MG and I started out with the field, then spent most of the first half in small groups. We stopped at the Dolce Bakery in Milford, Del. at mile 50 for some caffeine and sugar snacks. We had a nice visit with Janet and John Bodine and greeted other riders who decided to take advantage of this unofficial stop.
The trip in the winds through the control at Slaughter Beach and on to the lunch control town of Milton, at mile 69, was draining. We arrived famished and stressed. The town was designated as an open control, meaning any establishment was acceptable to get our cards signed as long as we got a receipt.
The first place we stopped, The Gallery Espresso, was staffed by just one employee who was not having a good day. I shed a tiny tear to walk away from any place with a real espresso machine.
We split and went around the corner to The Vintage Cafe, where we got a sandwich, some pretty good coffee and a much needed break from the wind.
MG and I had a better ride from there, and loved the tailwind sections that blew us and the group that formed along the way — Jack Nicholson, Bob Torres, David Ripton, Nigel Greene and Joe Kratovil — north along variously wooded and open sections.
The finish at 4:17 pm, or 9:17 overall, was a good one for us. This was our first 200K since PBP and we did not know how well our legs would respond. At just 1:20 off the bike, we were able to get back to the finish before sunset.
There are some good accounts of this ride. MG has posted a nice story about our ride and our other Veterans Day weekend outings at her blog, Chasing Mailboxes. She has also posted a combined set of photos we took at her Flickr page — click the gallery image below to see more.
First timer Lisa S. posted about her successful ride, with dreamy night miles to the finish, at her Rambling Rider blog. Congratulations Lisa!
It was a great fall event. Thanks to Chip and all the helpers, and to our fellow riders for sharing the journey. We’ll be back.
Here’s DC Randonneurs RBA Bill Beck’s summary report.
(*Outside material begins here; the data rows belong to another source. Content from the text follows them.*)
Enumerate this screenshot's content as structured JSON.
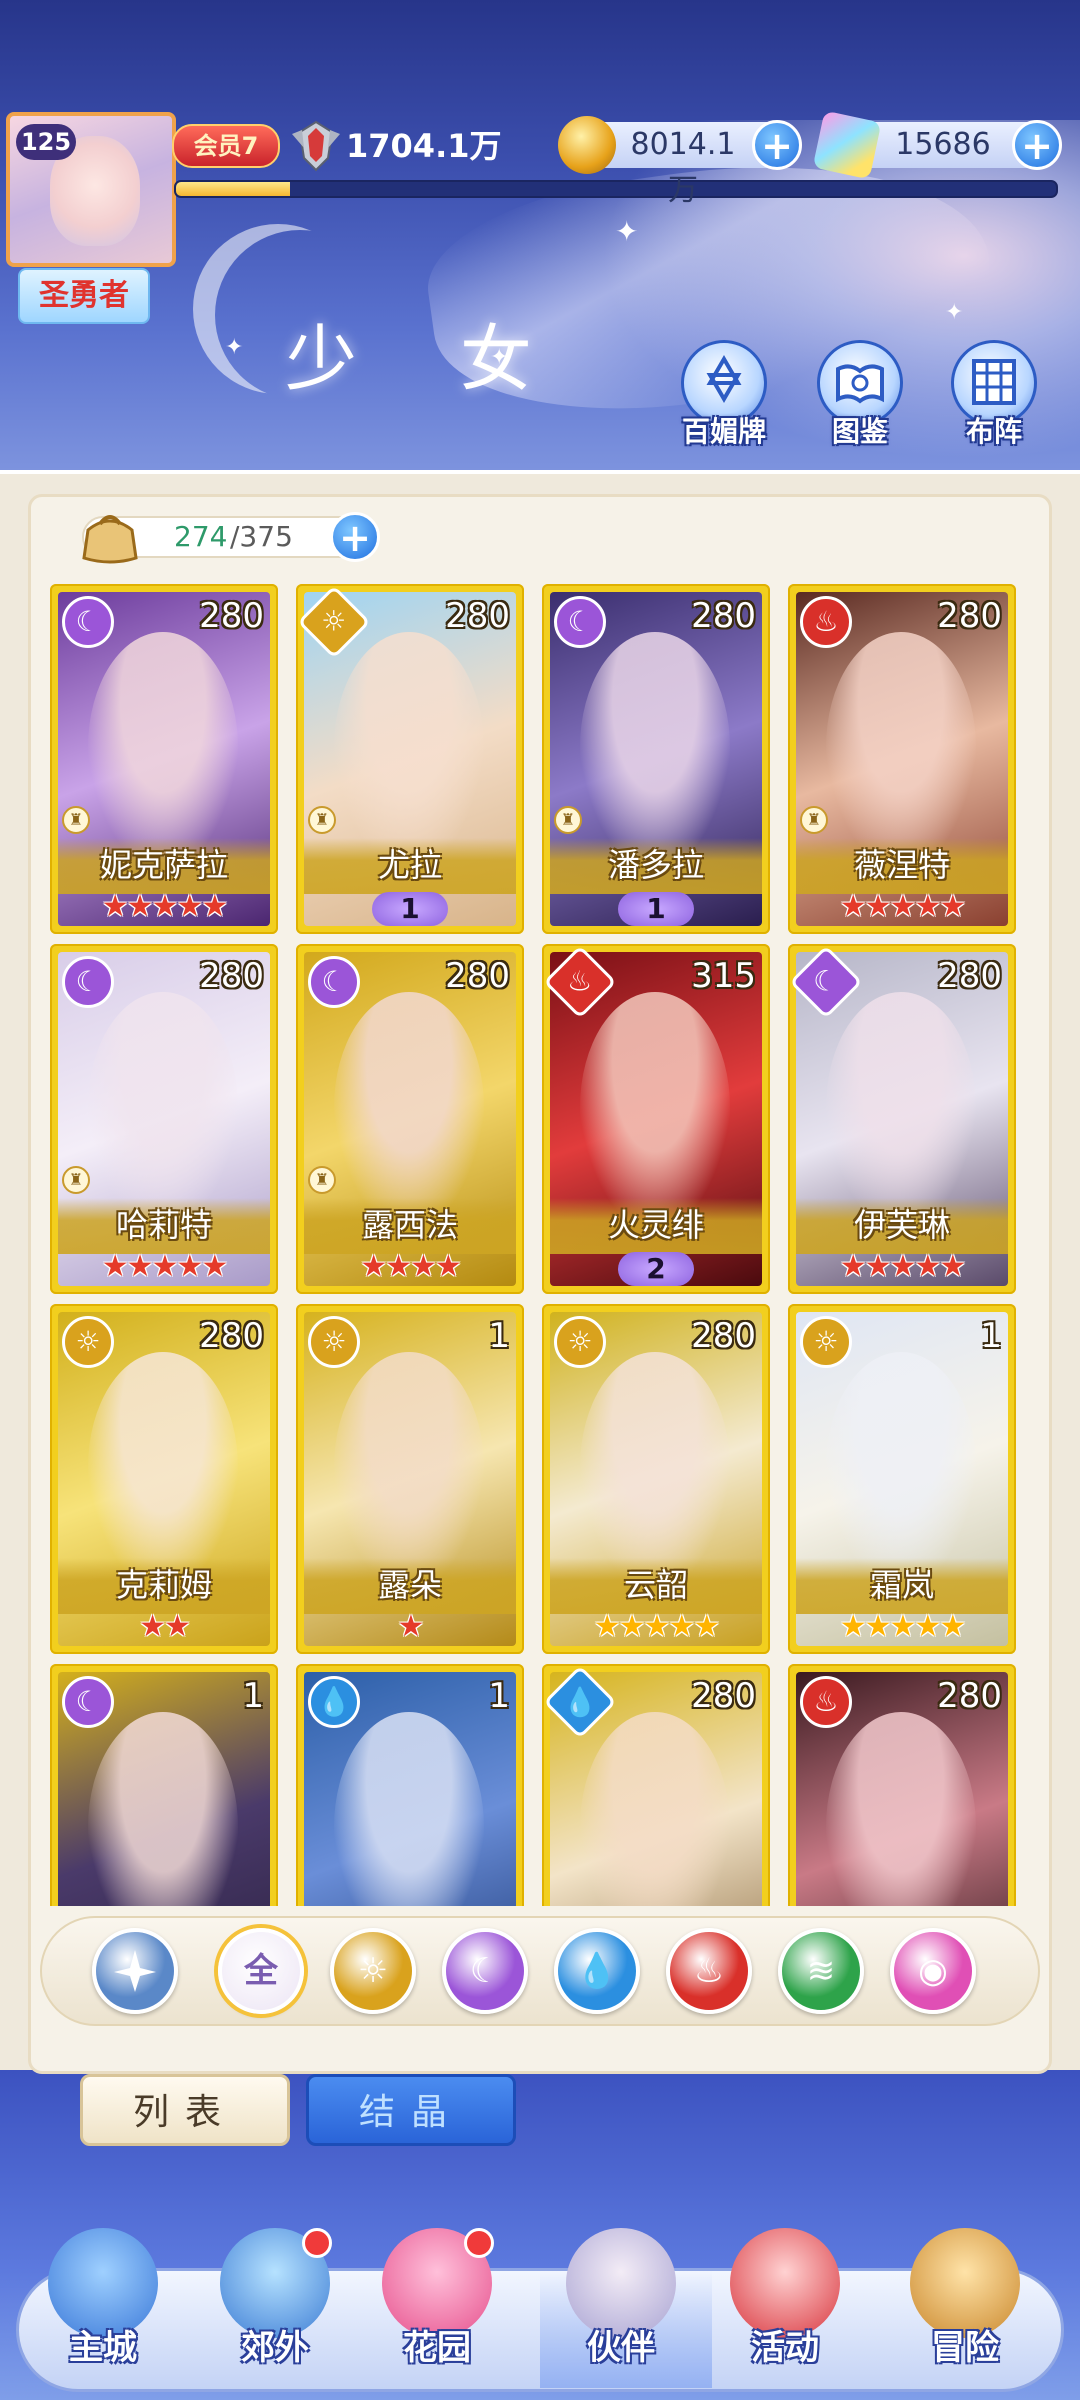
{
  "header": {
    "player_level": "125",
    "title_badge": "圣勇者",
    "vip_label": "会员7",
    "power": "1704.1万",
    "exp_progress": 0.13,
    "gold": "8014.1万",
    "gems": "15686",
    "plus_symbol": "+",
    "page_title": "少 女",
    "buttons": [
      "百媚牌",
      "图鉴",
      "布阵"
    ]
  },
  "roster": {
    "count_current": "274",
    "count_max": "/375"
  },
  "cards": [
    {
      "name": "妮克萨拉",
      "level": "280",
      "element": "moon",
      "stars": 5,
      "star_color": "red",
      "badge": "",
      "role": true
    },
    {
      "name": "尤拉",
      "level": "280",
      "element": "sun",
      "stars": 0,
      "star_color": "",
      "badge": "1",
      "role": true
    },
    {
      "name": "潘多拉",
      "level": "280",
      "element": "moon",
      "stars": 0,
      "star_color": "",
      "badge": "1",
      "role": true
    },
    {
      "name": "薇涅特",
      "level": "280",
      "element": "fire",
      "stars": 5,
      "star_color": "red",
      "badge": "",
      "role": true
    },
    {
      "name": "哈莉特",
      "level": "280",
      "element": "moon",
      "stars": 5,
      "star_color": "red",
      "badge": "",
      "role": true
    },
    {
      "name": "露西法",
      "level": "280",
      "element": "moon",
      "stars": 4,
      "star_color": "red",
      "badge": "",
      "role": true
    },
    {
      "name": "火灵绯",
      "level": "315",
      "element": "fire",
      "stars": 0,
      "star_color": "",
      "badge": "2",
      "role": false
    },
    {
      "name": "伊芙琳",
      "level": "280",
      "element": "moon",
      "stars": 5,
      "star_color": "red",
      "badge": "",
      "role": false
    },
    {
      "name": "克莉姆",
      "level": "280",
      "element": "sun",
      "stars": 2,
      "star_color": "red",
      "badge": "",
      "role": false
    },
    {
      "name": "露朵",
      "level": "1",
      "element": "sun",
      "stars": 1,
      "star_color": "red",
      "badge": "",
      "role": false
    },
    {
      "name": "云韶",
      "level": "280",
      "element": "sun",
      "stars": 5,
      "star_color": "gold",
      "badge": "",
      "role": false
    },
    {
      "name": "霜岚",
      "level": "1",
      "element": "sun",
      "stars": 5,
      "star_color": "gold",
      "badge": "",
      "role": false
    },
    {
      "name": "",
      "level": "1",
      "element": "moon",
      "stars": 0,
      "star_color": "",
      "badge": "",
      "role": false
    },
    {
      "name": "",
      "level": "1",
      "element": "water",
      "stars": 0,
      "star_color": "",
      "badge": "",
      "role": false
    },
    {
      "name": "",
      "level": "280",
      "element": "water",
      "stars": 0,
      "star_color": "",
      "badge": "",
      "role": false
    },
    {
      "name": "",
      "level": "280",
      "element": "fire",
      "stars": 0,
      "star_color": "",
      "badge": "",
      "role": false
    }
  ],
  "filters": [
    {
      "id": "special",
      "label": "",
      "color": "#5a88c8"
    },
    {
      "id": "all",
      "label": "全",
      "color": "#f6f1e4"
    },
    {
      "id": "sun",
      "label": "☼",
      "color": "#d9a21d"
    },
    {
      "id": "moon",
      "label": "☾",
      "color": "#9b55d8"
    },
    {
      "id": "water",
      "label": "💧",
      "color": "#2b8fe0"
    },
    {
      "id": "fire",
      "label": "♨",
      "color": "#d9302a"
    },
    {
      "id": "wind",
      "label": "≋",
      "color": "#2ea34a"
    },
    {
      "id": "light",
      "label": "◉",
      "color": "#e04fb5"
    }
  ],
  "tabs": {
    "list": "列表",
    "crystal": "结晶"
  },
  "nav": [
    {
      "label": "主城",
      "dot": false,
      "active": false
    },
    {
      "label": "郊外",
      "dot": true,
      "active": false
    },
    {
      "label": "花园",
      "dot": true,
      "active": false
    },
    {
      "label": "伙伴",
      "dot": false,
      "active": true
    },
    {
      "label": "活动",
      "dot": false,
      "active": false
    },
    {
      "label": "冒险",
      "dot": false,
      "active": false
    }
  ],
  "element_colors": {
    "moon": "#9b55d8",
    "sun": "#d9a21d",
    "fire": "#d9302a",
    "water": "#2b8fe0"
  },
  "element_icons": {
    "moon": "☾",
    "sun": "☼",
    "fire": "♨",
    "water": "💧"
  }
}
A record 79 riders started the Eastern Shore Flatbread 200K RUSA brevet yesterday, and all finished! The weather was beautiful with sunny skies and temperatures rising from the high-30s to the low-60s. But a brisk wind from the southwest made that flat course into a tough ride on the return from Slaughter Beach.
Special thanks to Chip Adams for again organizing this gorgeous ride. It was a big job with so many riders. A big thanks also to Katie Adams and Sherrie Provenza who helped register riders at the start and checked in riders at the finish, all while managing pizza orders – a big job with 79 riders!.
Congratulations to Earl Janssen for completing his R-12 award, Theresa Funari for her R-24, Clint Provenza for his R-36, and Tom Reeder for R-72! We think Tom’s streak is the longest for any rider east of the Mississippi.
There were also 8 riders who became official randonneurs by completing their first brevet. So congrats and welcome to Michael Caha, Jane Cross, Richard Downs, Alex McKeague, Jack Nicholson, Lisa Shiota, Jonathan Winkert, and Ping Xiang.
Preliminary results are posted at http://www.dcrand.org/dcr/results.php?page=display-results&year=2011.
My photos are posted at http://www.flickr.com/photos/wabeck/sets/72157627993903523/ and Mary Gersema’s are at http://www.flickr.com/photos/gersema/sets/72157628114335094/.
A GPS track of the route is at http://connect.garmin.com/activity/128517507.
Next up is the Woodbine Wallop 200K on December 10. This is a challenging ride with the second most feet of climbing per mile of all DCR routes. A nice contrast to the Flatbread! I like having it in December so you can keep cool while working up those hills.